ASEAN KEY DESTINATIONS
May 29, 2008
Indonesia will quit the Organization of the Petroleum Exporting Countries because as a net oil importer it is not happy with high global crude prices, Reuters quoted the energy minister as saying Wednesday.
The country, an OPEC member since 1962, has seen its influence within the cartel wane as its production declines, even as the producer group gains more global clout with the admission of Angola and the rejoining of Ecuador last year.
On Saturday Jakarta was forced to make an unpopular fuel price hike as it struggled to bear the cost of importing gasoline and diesel at record high prices and selling it at heavily subsidized prices, one legacy of being a major oil producer for over a century and OPEC's only Asian member.

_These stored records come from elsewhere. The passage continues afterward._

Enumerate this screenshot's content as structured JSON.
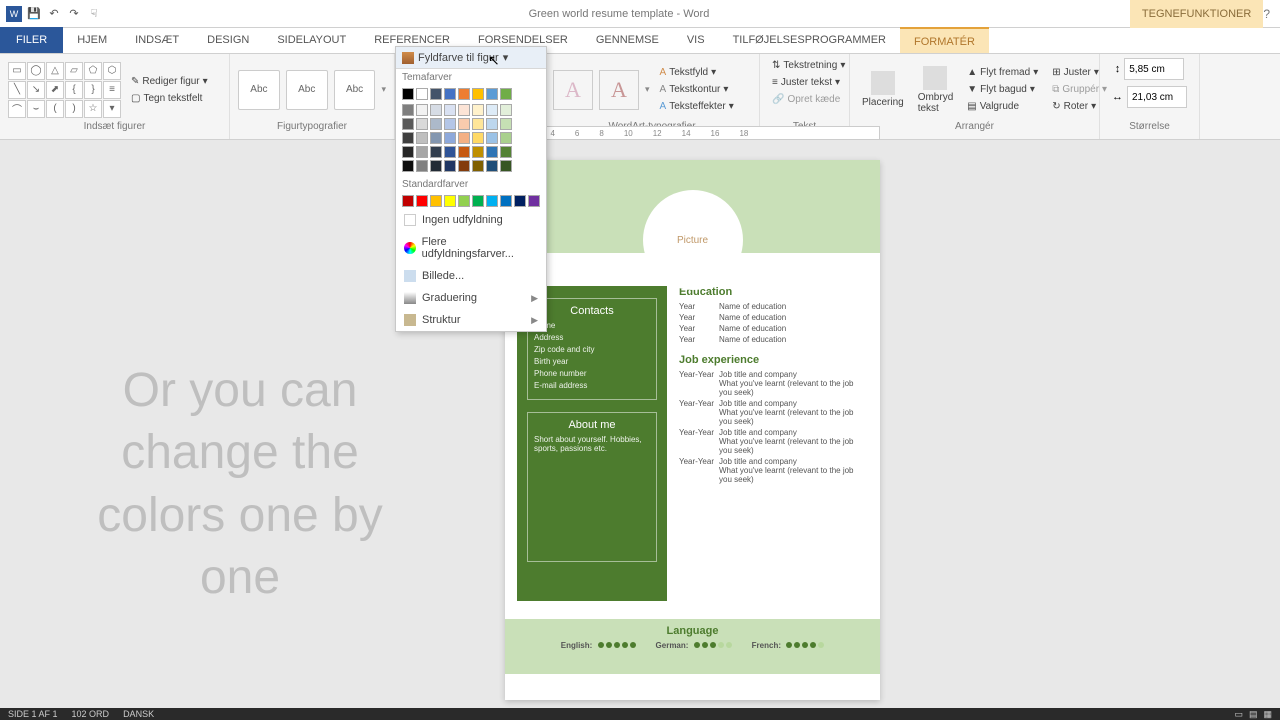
{
  "titlebar": {
    "title": "Green world resume template - Word",
    "contextual": "TEGNEFUNKTIONER"
  },
  "tabs": {
    "filer": "FILER",
    "hjem": "HJEM",
    "indset": "INDSÆT",
    "design": "DESIGN",
    "sidelayout": "SIDELAYOUT",
    "referencer": "REFERENCER",
    "forsendelser": "FORSENDELSER",
    "gennemse": "GENNEMSE",
    "vis": "VIS",
    "tilfoj": "TILFØJELSESPROGRAMMER",
    "formater": "FORMATÉR"
  },
  "ribbon": {
    "insert_shapes": "Indsæt figurer",
    "rediger": "Rediger figur",
    "tegn": "Tegn tekstfelt",
    "shape_styles": "Figurtypografier",
    "fyld": "Fyldfarve til figur",
    "abc": "Abc",
    "wordart": "WordArt-typografier",
    "tekstfyld": "Tekstfyld",
    "tekstkontur": "Tekstkontur",
    "teksteffekter": "Teksteffekter",
    "tekst": "Tekst",
    "tekstretning": "Tekstretning",
    "justertekst": "Juster tekst",
    "opret": "Opret kæde",
    "placering": "Placering",
    "ombryd": "Ombryd tekst",
    "flytfremad": "Flyt fremad",
    "flytbagud": "Flyt bagud",
    "valgrude": "Valgrude",
    "juster": "Juster",
    "grupper": "Gruppér",
    "roter": "Roter",
    "arranger": "Arrangér",
    "storrelse": "Størrelse",
    "h": "5,85 cm",
    "w": "21,03 cm"
  },
  "dropdown": {
    "tema": "Temafarver",
    "standard": "Standardfarver",
    "ingen": "Ingen udfyldning",
    "flere": "Flere udfyldningsfarver...",
    "billede": "Billede...",
    "graduering": "Graduering",
    "struktur": "Struktur",
    "theme_row1": [
      "#000",
      "#fff",
      "#44546a",
      "#4472c4",
      "#ed7d31",
      "#ffc000",
      "#5b9bd5",
      "#70ad47"
    ],
    "shades": [
      [
        "#7f7f7f",
        "#f2f2f2",
        "#d6dce5",
        "#d9e1f2",
        "#fce4d6",
        "#fff2cc",
        "#ddebf7",
        "#e2efda"
      ],
      [
        "#595959",
        "#d9d9d9",
        "#acb9ca",
        "#b4c6e7",
        "#f8cbad",
        "#ffe699",
        "#bdd7ee",
        "#c6e0b4"
      ],
      [
        "#3f3f3f",
        "#bfbfbf",
        "#8497b0",
        "#8ea9db",
        "#f4b084",
        "#ffd966",
        "#9bc2e6",
        "#a9d08e"
      ],
      [
        "#262626",
        "#a6a6a6",
        "#333f4f",
        "#305496",
        "#c65911",
        "#bf8f00",
        "#2f75b5",
        "#548235"
      ],
      [
        "#0d0d0d",
        "#808080",
        "#222b35",
        "#203764",
        "#833c0c",
        "#806000",
        "#1f4e78",
        "#375623"
      ]
    ],
    "standard_colors": [
      "#c00000",
      "#ff0000",
      "#ffc000",
      "#ffff00",
      "#92d050",
      "#00b050",
      "#00b0f0",
      "#0070c0",
      "#002060",
      "#7030a0"
    ]
  },
  "overlay": "Or you can change the colors one by one",
  "doc": {
    "picture": "Picture",
    "contacts_title": "Contacts",
    "contacts": [
      "Name",
      "Address",
      "Zip code and city",
      "Birth year",
      "Phone number",
      "E-mail address"
    ],
    "about_title": "About me",
    "about": "Short about yourself. Hobbies, sports, passions etc.",
    "edu_title": "Education",
    "edu": [
      {
        "y": "Year",
        "n": "Name of education"
      },
      {
        "y": "Year",
        "n": "Name of education"
      },
      {
        "y": "Year",
        "n": "Name of education"
      },
      {
        "y": "Year",
        "n": "Name of education"
      }
    ],
    "job_title": "Job experience",
    "jobs": [
      {
        "y": "Year-Year",
        "t": "Job title and company",
        "d": "What you've learnt (relevant to the job you seek)"
      },
      {
        "y": "Year-Year",
        "t": "Job title and company",
        "d": "What you've learnt (relevant to the job you seek)"
      },
      {
        "y": "Year-Year",
        "t": "Job title and company",
        "d": "What you've learnt (relevant to the job you seek)"
      },
      {
        "y": "Year-Year",
        "t": "Job title and company",
        "d": "What you've learnt (relevant to the job you seek)"
      }
    ],
    "lang_title": "Language",
    "langs": [
      {
        "n": "English:",
        "r": 5
      },
      {
        "n": "German:",
        "r": 3
      },
      {
        "n": "French:",
        "r": 4
      }
    ]
  },
  "status": {
    "page": "SIDE 1 AF 1",
    "words": "102 ORD",
    "lang": "DANSK"
  }
}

"Actually there is also one rationale -- that we are not happy with the high oil prices. Because we are an oil producer and we are an oil consumer," energy minister Purnomo Yusgiantoro said.
Global benchmark U.S. crude has risen by more than 30 percent this year to $127 a barrel, briefly rising above $135 last week.

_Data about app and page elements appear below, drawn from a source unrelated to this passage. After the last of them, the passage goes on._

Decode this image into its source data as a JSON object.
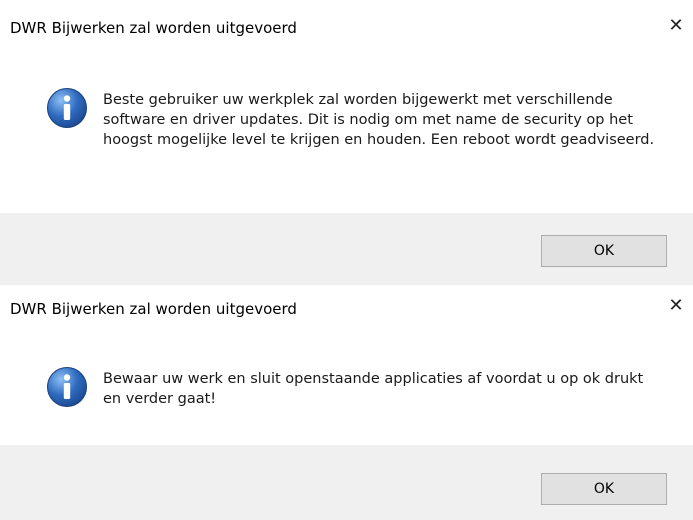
{
  "dialogs": [
    {
      "title": "DWR Bijwerken zal worden uitgevoerd",
      "close_label": "✕",
      "icon": "info-icon",
      "message": "Beste gebruiker uw werkplek zal worden bijgewerkt met verschillende software en driver updates. Dit is nodig om met name de security op het hoogst mogelijke level te krijgen en houden. Een reboot wordt geadviseerd.",
      "ok_label": "OK"
    },
    {
      "title": "DWR Bijwerken zal worden uitgevoerd",
      "close_label": "✕",
      "icon": "info-icon",
      "message": "Bewaar uw werk en sluit openstaande applicaties af voordat u op ok drukt en verder gaat!",
      "ok_label": "OK"
    }
  ],
  "colors": {
    "icon_blue": "#2f6bc0",
    "footer_bg": "#f0f0f0",
    "button_bg": "#e1e1e1",
    "button_border": "#adadad"
  }
}
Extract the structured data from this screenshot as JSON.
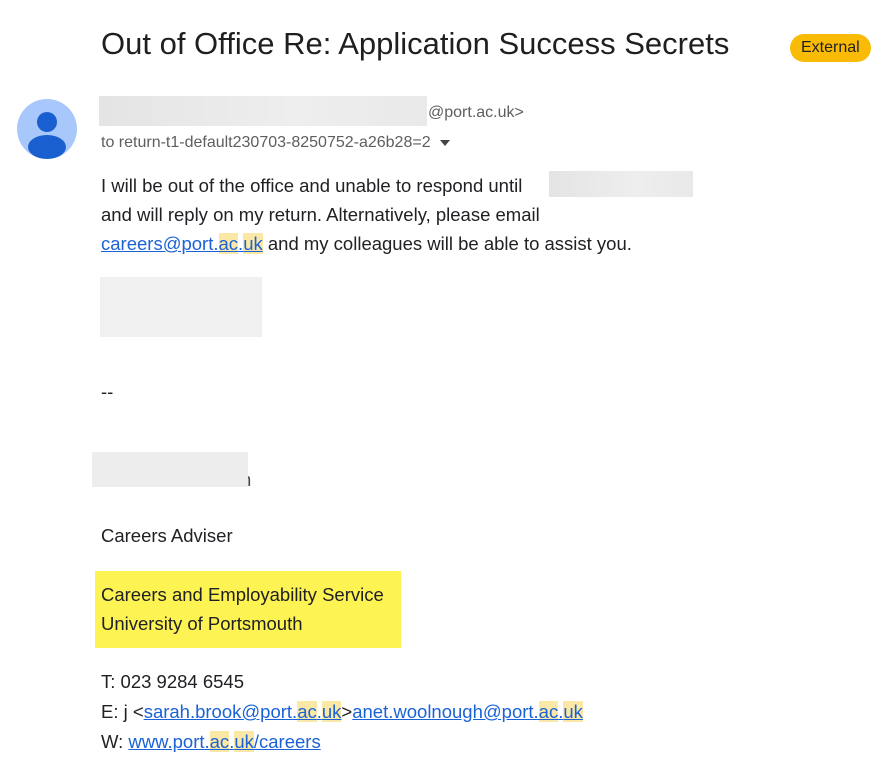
{
  "email": {
    "subject": "Out of Office Re: Application Success Secrets",
    "external_badge": "External",
    "sender_domain": "@port.ac.uk>",
    "recipient": "to return-t1-default230703-8250752-a26b28=2",
    "body": {
      "line1": "I will be out of the office and unable to respond until",
      "line2": "and will reply on my return.  Alternatively, please email",
      "line3_link_pre": "careers@port.",
      "line3_link_hl1": "ac",
      "line3_link_dot": ".",
      "line3_link_hl2": "uk",
      "line3_post": " and my colleagues will be able to assist you."
    },
    "signature": {
      "separator": "--",
      "name_tail": "h",
      "role": "Careers Adviser",
      "dept": "Careers and Employability Service",
      "org": "University of Portsmouth",
      "phone": "T: 023 9284 6545",
      "email_prefix": "E: j <",
      "email1_pre": "sarah.brook@port.",
      "email1_hl1": "ac",
      "email1_dot": ".",
      "email1_hl2": "uk",
      "email_sep": ">",
      "email2_pre": "anet.woolnough@port.",
      "email2_hl1": "ac",
      "email2_dot": ".",
      "email2_hl2": "uk",
      "web_prefix": "W: ",
      "web_pre": "www.port.",
      "web_hl1": "ac",
      "web_dot": ".",
      "web_hl2": "uk",
      "web_post": "/careers"
    }
  },
  "colors": {
    "badge": "#f9bb06",
    "highlight": "#fdf353",
    "link": "#1a62d6",
    "avatar_bg": "#a8c7fa",
    "avatar_fg": "#0b57d0"
  }
}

But Indonesia's crude oil output has fallen in recent years due to ageing wells, a lack of investment, and the absence of any major oil finds.

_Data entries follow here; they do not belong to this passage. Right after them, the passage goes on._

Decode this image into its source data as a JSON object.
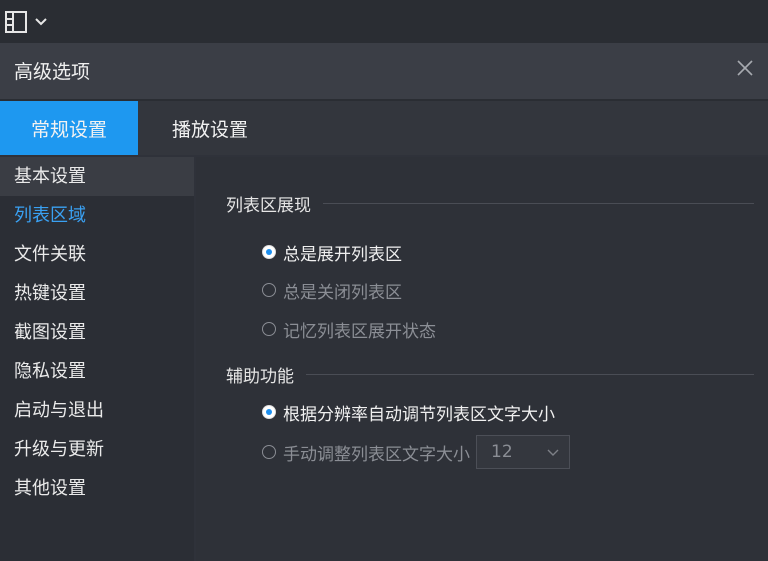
{
  "icons": {
    "menu": "menu-grid-icon",
    "dropdown": "chevron-down-icon",
    "close": "close-icon",
    "select_arrow": "chevron-down-icon"
  },
  "colors": {
    "accent": "#1e98f0",
    "active_sidebar_text": "#3aa1f3",
    "disabled_text": "#8b8e95"
  },
  "dialog": {
    "title": "高级选项",
    "tabs": [
      {
        "label": "常规设置",
        "active": true
      },
      {
        "label": "播放设置",
        "active": false
      }
    ]
  },
  "sidebar": {
    "items": [
      {
        "label": "基本设置"
      },
      {
        "label": "列表区域"
      },
      {
        "label": "文件关联"
      },
      {
        "label": "热键设置"
      },
      {
        "label": "截图设置"
      },
      {
        "label": "隐私设置"
      },
      {
        "label": "启动与退出"
      },
      {
        "label": "升级与更新"
      },
      {
        "label": "其他设置"
      }
    ]
  },
  "content": {
    "list_display": {
      "heading": "列表区展现",
      "options": [
        {
          "label": "总是展开列表区",
          "checked": true
        },
        {
          "label": "总是关闭列表区",
          "checked": false
        },
        {
          "label": "记忆列表区展开状态",
          "checked": false
        }
      ]
    },
    "assist": {
      "heading": "辅助功能",
      "options": [
        {
          "label": "根据分辨率自动调节列表区文字大小",
          "checked": true
        },
        {
          "label": "手动调整列表区文字大小",
          "checked": false
        }
      ],
      "font_size_value": "12"
    }
  }
}
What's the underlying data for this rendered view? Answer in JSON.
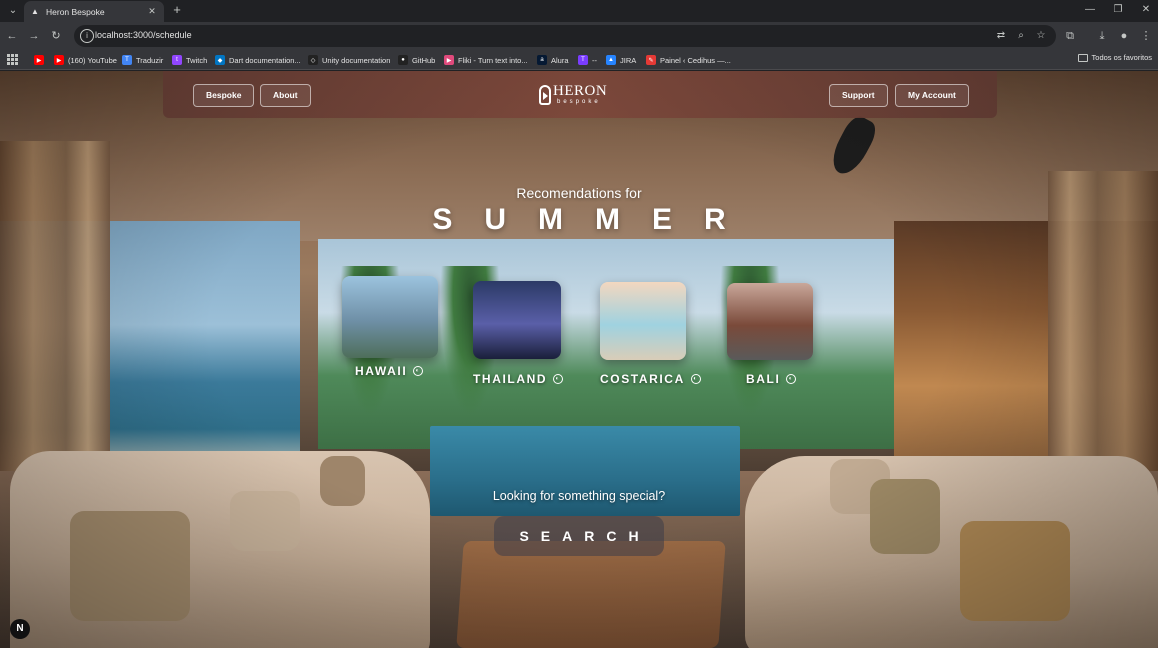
{
  "browser": {
    "tab_title": "Heron Bespoke",
    "url": "localhost:3000/schedule",
    "bookmarks": [
      {
        "label": "(160) YouTube",
        "icon": "youtube-icon",
        "color": "#ff0000"
      },
      {
        "label": "Traduzir",
        "icon": "translate-icon",
        "color": "#4285f4"
      },
      {
        "label": "Twitch",
        "icon": "twitch-icon",
        "color": "#9146ff"
      },
      {
        "label": "Dart documentation...",
        "icon": "dart-icon",
        "color": "#0175c2"
      },
      {
        "label": "Unity documentation",
        "icon": "unity-icon",
        "color": "#222222"
      },
      {
        "label": "GitHub",
        "icon": "github-icon",
        "color": "#222222"
      },
      {
        "label": "Fliki - Turn text into...",
        "icon": "fliki-icon",
        "color": "#e04a7c"
      },
      {
        "label": "Alura",
        "icon": "alura-icon",
        "color": "#051933"
      },
      {
        "label": "--",
        "icon": "t-icon",
        "color": "#7a3cff"
      },
      {
        "label": "JIRA",
        "icon": "jira-icon",
        "color": "#2684ff"
      },
      {
        "label": "Painel ‹ Cedihus —...",
        "icon": "pin-icon",
        "color": "#e53935"
      }
    ],
    "bookmarks_folder": "Todos os favoritos"
  },
  "nav": {
    "bespoke": "Bespoke",
    "about": "About",
    "support": "Support",
    "account": "My Account",
    "logo_name": "HERON",
    "logo_sub": "bespoke"
  },
  "hero": {
    "subtitle": "Recomendations for",
    "season": "SUMMER"
  },
  "destinations": [
    {
      "name": "HAWAII",
      "palette": [
        "#9cc3de",
        "#6e8fa6",
        "#4e6e5a"
      ]
    },
    {
      "name": "THAILAND",
      "palette": [
        "#2b3a66",
        "#5a5fa8",
        "#1a1f3a"
      ]
    },
    {
      "name": "COSTARICA",
      "palette": [
        "#f3d7bf",
        "#9fd2e0",
        "#d9cdb8"
      ]
    },
    {
      "name": "BALI",
      "palette": [
        "#c9a79a",
        "#7a4a3a",
        "#5a5a5a"
      ]
    }
  ],
  "special": {
    "prompt": "Looking for something special?",
    "button": "SEARCH"
  },
  "dev_badge": "N"
}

Its status as a net importer means it would benefit from lower oil prices, putting it at odds with other OPEC members, who favor higher prices.
Earlier this month, President Susilo Bambang Yudhoyono said that Asia's only member of the cartel may quit the group, citing the decline in crude oil output.
It was not clear when Indonesia would formally leave the grouping, in which it has a paid up membership until the end of the year.
"The membership will expire by the end of the year, but I think soon...we are pulling out from OPEC," Purnomo told a meeting of foreign journalists.